The performance opened with a program by the Trust Dance Company. The audience as well as the musicians and dancers were soon overwhelmed with delight, while the first 20-minute program was presented. In the second program, which was greeted by enthusiastic applause, three dancers each from Magpie and Trust performed in wondrous harmony to the music played by Magpie musicians. The audience was clearly delighted that this kind of harmony could result from the dancers and musicians, despite the obvious differences in our appearances and backgrounds.
Following a 15-minute intermission, the third program was presented. This could be regarded the highlight of the performance in which all of the dancers and musicians performed together. The first two musicians on the stage, geomungo player Shim Eun-yong and well-known drummer Han, launched into a medley of improvisational music that created a sense of excitement among the audience. With all the performers on stage, the order and chaos existed for and by itself, while everyone in the theater became one, through the universal language of music. Much of the audience remained in the lobby to congratulate us, well after the performance.



Fantastic Performance

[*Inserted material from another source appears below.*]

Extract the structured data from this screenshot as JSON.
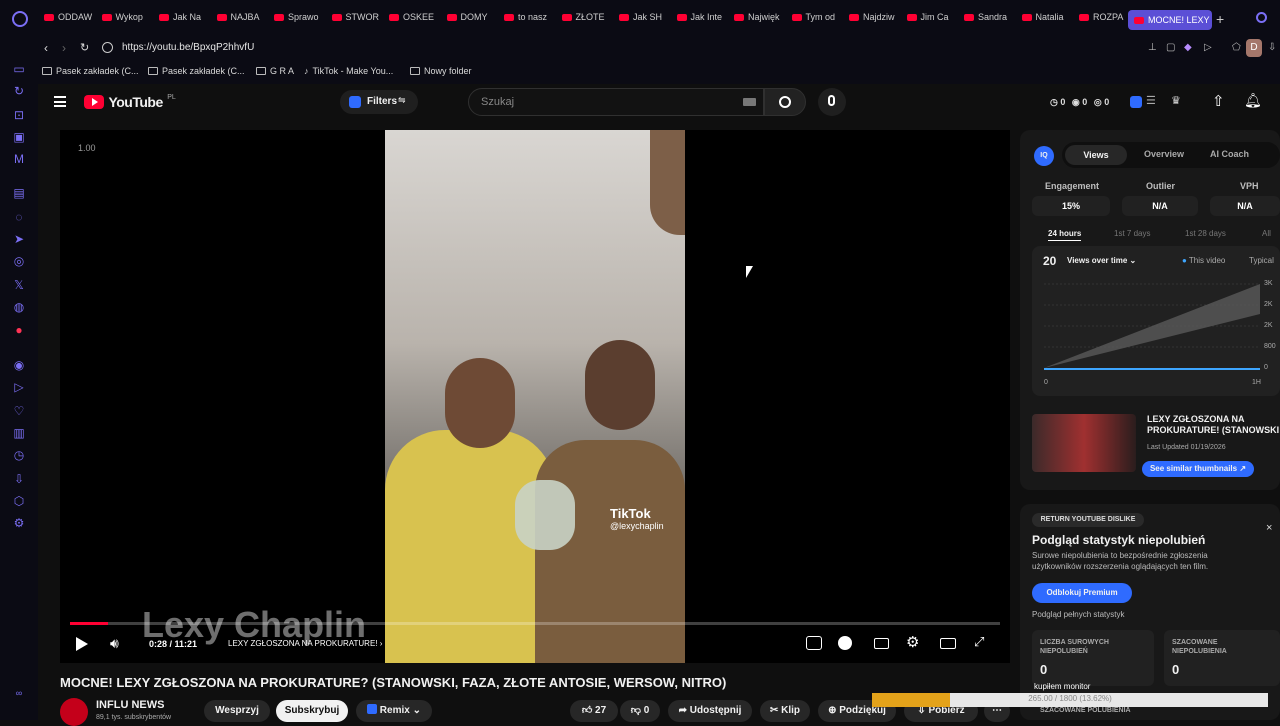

Lavish praise can make us feel somewhat uncomfortable. But the compliments from the Dutch audience, who thoroughly enjoyed and participated in the performance, left us with a memorable sense of pride, humility, and gratitude, unlike our performances in Korea.
The following day, a “Wonderland” performance, an improvisational dance program organized by Magpie for children, was presented. Over the years, the Trust Dance Company has also staged improvisational dance programs for children, physically challenged individuals, and the general public. Magpie is similar to Trust in several regards, including their programs and thoughts on dance. These two improvisational dance companies, on opposite sides of the world, have unknowingly been sharing a variety of characteristics.
By participating in Magpie’s programs and activities during our stay in the Netherlands, we were able to share and learn so many things. This included a workshop on Korea’s traditional mask dance that we conducted for the Dutch performing arts and cultural community on January 14. During this four-hour-long workshop, the basic principles of Korean dance were introduced, which helped the workshop participants to experience and understand aspects of Korea’s improvisational dance.
There was only so much that we could do during our brief stay. But improvisation has a latent power, which enables us to transcend our acquired knowledge, based on our intuitive senses. Learning about Korean dance and seeing the elation of the performers, the people there might have sensed the fields of Korea’s countryside with their open-minded perceptiveness. To the sounds of the taepyeongso, wafting in the breeze, and the janggo’s rhythmic beating reverberating into the ground, is it somehow possible for this music from Korea to be reaching our cohorts in the Netherlands?